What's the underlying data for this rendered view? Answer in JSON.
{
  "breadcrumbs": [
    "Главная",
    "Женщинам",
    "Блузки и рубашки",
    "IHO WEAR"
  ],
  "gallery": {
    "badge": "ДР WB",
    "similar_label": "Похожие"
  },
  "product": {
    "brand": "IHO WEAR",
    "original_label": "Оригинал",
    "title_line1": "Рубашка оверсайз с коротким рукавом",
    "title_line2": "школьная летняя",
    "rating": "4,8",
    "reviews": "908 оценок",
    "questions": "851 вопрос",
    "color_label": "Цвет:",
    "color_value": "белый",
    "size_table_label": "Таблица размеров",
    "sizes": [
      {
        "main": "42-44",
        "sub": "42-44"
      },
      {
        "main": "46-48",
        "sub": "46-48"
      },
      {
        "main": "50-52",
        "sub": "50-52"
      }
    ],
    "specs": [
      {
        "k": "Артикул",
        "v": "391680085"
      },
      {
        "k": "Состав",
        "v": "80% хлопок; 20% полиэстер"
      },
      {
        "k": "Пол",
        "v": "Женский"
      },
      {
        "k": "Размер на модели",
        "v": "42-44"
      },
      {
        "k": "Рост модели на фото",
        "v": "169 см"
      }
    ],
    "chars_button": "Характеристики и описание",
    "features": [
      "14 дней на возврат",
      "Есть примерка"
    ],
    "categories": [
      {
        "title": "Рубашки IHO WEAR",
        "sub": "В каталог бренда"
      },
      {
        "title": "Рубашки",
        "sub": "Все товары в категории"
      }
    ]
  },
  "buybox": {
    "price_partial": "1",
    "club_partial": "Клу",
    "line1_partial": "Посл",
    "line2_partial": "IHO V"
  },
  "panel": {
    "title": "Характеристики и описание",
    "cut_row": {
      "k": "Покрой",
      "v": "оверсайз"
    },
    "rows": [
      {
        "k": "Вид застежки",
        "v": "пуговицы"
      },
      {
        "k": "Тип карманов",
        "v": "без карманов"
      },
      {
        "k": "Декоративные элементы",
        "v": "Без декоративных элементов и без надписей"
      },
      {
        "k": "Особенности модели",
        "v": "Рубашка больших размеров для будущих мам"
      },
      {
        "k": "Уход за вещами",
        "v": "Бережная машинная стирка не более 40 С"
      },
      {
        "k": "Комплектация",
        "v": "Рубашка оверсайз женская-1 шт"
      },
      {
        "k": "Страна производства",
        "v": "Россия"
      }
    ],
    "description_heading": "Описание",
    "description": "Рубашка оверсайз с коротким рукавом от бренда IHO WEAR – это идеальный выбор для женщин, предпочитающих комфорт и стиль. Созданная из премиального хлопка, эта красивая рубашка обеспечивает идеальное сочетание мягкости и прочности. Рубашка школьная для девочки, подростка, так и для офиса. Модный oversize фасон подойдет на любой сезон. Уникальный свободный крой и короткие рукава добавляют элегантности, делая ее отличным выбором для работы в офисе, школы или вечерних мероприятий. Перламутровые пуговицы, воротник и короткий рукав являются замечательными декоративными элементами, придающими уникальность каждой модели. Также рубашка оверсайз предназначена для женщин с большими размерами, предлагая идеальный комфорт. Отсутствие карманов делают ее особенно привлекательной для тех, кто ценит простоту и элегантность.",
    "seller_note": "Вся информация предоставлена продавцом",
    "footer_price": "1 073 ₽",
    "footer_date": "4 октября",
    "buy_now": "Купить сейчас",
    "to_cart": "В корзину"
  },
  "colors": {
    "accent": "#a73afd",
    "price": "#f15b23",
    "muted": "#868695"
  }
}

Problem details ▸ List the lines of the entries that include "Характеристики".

Response below ▸
    "chars_button": "Характеристики и описание",
    "title": "Характеристики и описание",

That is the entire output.